The boy’s attitude ballooned up bigger than our doorway as we rushed out for school this morning.
Teenage troubles, loss of a cell phone, Homecoming drama and hard decisions? They all coalesced to create a simmering heat beneath his normally unfettered surface.
I couldn’t wait for the boy to exit the car in the carpool line. Loving him was not the first thing on my mind.
I had my own bubbling mess of irritation threatening to destroy the quiet I envisioned for this day.
I knew I needed to go to the Lord with all of this . . . mess . . . inside me. I wanted to vent to a friend, to paint my son’s attitudes in the most vibrant hues of frustration. To calm some of the writhing inside with words to a sympathetic ear.
God’s imprint upon my heart was that I needed to bring it to Him and Him alone. It’s kind of hard to feel sympathy when the Listener doesn’t often respond verbally. As I prayed and read the Bible, my Father—the best Listener—untangled some of those knots tightening within me.
He reminded me I had a choice in how I spent my day. I could remain knotted up and hindered to the work of the day . . .
Or, I could release the hot emotion and let God’s love soothe the smarting places in my heart.
And then, I read a post about simple lives.
We all have choices on how we live out our days. What will I color that twenty-four hour period with?
Am I going to let my boys’—and others’—emotions elicit a reaction from me? Or, am I going to choose to respond in love?
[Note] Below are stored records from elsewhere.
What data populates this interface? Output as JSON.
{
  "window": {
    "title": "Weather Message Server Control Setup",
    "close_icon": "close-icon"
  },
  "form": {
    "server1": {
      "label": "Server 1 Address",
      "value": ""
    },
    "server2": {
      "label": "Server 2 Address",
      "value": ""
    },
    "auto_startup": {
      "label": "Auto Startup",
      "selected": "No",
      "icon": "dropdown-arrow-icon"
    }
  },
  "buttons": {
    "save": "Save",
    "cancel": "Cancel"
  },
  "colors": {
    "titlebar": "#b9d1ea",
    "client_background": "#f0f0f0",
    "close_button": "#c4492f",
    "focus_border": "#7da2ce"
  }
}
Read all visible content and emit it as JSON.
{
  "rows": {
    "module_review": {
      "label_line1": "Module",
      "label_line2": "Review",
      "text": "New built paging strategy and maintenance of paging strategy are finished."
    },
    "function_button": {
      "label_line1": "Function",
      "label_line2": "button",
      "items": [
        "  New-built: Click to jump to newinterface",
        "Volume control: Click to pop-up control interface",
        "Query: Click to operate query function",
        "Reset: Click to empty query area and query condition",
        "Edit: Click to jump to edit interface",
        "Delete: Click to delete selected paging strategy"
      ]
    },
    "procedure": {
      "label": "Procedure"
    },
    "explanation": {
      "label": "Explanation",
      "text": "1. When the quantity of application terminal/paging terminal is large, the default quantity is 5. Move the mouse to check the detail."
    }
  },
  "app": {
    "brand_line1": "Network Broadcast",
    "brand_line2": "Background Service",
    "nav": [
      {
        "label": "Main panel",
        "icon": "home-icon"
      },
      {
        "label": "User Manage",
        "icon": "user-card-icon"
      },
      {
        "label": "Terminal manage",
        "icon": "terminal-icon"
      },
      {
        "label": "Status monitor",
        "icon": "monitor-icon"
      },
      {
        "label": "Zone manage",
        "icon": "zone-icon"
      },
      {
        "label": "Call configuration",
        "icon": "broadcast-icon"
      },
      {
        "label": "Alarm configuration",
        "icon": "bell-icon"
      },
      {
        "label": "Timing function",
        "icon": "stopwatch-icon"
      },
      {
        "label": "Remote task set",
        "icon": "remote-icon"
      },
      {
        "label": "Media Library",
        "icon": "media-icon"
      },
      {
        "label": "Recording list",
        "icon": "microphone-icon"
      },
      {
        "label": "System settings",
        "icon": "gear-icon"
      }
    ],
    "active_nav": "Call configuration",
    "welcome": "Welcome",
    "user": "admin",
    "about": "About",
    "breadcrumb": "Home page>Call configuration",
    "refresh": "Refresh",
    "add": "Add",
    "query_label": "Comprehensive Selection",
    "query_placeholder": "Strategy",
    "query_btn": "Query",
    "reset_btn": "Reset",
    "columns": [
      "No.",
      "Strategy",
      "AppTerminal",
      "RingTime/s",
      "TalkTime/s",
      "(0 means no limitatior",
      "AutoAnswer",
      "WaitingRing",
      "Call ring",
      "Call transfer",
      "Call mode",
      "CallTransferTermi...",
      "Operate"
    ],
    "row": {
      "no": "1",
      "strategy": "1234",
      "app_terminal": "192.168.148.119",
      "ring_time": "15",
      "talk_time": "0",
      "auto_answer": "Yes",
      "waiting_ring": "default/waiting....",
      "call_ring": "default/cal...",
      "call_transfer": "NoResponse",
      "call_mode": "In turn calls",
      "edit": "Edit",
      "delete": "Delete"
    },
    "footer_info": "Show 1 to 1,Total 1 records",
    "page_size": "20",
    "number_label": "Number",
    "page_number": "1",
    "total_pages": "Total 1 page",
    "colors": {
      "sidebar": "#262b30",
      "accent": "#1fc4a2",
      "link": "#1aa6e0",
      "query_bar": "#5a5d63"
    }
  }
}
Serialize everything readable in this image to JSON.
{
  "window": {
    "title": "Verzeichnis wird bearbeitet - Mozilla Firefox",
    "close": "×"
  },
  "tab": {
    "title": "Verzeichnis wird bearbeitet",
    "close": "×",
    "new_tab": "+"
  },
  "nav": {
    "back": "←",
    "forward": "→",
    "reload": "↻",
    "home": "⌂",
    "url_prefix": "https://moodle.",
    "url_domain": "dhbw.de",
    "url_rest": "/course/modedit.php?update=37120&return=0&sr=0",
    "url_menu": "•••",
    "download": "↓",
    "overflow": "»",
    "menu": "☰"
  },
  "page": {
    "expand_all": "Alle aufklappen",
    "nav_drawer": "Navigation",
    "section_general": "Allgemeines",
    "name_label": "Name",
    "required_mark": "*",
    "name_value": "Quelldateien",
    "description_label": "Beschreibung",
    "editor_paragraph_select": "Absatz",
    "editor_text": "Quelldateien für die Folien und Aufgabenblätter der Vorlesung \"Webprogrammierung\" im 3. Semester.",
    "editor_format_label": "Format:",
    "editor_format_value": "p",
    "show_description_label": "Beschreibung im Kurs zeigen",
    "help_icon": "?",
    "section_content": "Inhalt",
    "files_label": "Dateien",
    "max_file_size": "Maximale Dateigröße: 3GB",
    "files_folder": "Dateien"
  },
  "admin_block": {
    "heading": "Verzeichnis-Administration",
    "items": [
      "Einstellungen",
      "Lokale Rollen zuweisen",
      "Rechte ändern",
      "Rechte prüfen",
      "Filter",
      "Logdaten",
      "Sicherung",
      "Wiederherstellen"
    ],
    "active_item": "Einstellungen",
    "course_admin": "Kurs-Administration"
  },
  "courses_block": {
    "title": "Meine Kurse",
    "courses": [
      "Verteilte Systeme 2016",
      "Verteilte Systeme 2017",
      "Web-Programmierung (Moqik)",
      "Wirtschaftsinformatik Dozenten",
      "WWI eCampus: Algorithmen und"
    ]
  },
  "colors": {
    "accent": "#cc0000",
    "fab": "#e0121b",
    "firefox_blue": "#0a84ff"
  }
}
The quote from the post that stopped me hard is this:
“Because every moment in what some might consider a small life was a moment painted with great love.” (Melanie Shankle, Church of the Small things)
I may never become famous—probably won’t. But does that mean my life can’t be significant in the lives of those around me?
If I choose to respond to my teen’s anger with love, what will that speak to him? Over him?
I love the visual of painting every moment with love. I don’t know how many days I have to walk this earth. I will not be remembered by a lot of people for doing something famous-making.
But if I paint each moment with love . . .
. . . if I show grace rather than irritation to my teen who’s trying to figure things out
. . . If I respond calmly and with kind tones to a boy who’s sporting a ‘tude the size of Colorado
. . . If I offer a gentle answer to another who just snapped at me rather than snapping back
. . . If I give a helping hand to someone who doesn’t say “thank you,” and I choose to be grateful for the opportunity to help . . .
How does that reflect Jesus’ love for them?
When I choose to brush love over every moment of my days, I have a feeling I will be the biggest beneficiary. When we love others the way Jesus does, we know His pleasure.
I’ve determined to begin praying now. The next time one of my teens gets snappish, I want to paint over the moment with love. When they disagree with a decision, I don’t have to react in anger or get all stirred up inside.
When I’ve prayed for God’s wisdom and I share the hard words with gentleness, eventually our boys will see the love that painted over those choices.
What about you? How do you pour love into your moments? How do you work through your own emotions to love others well?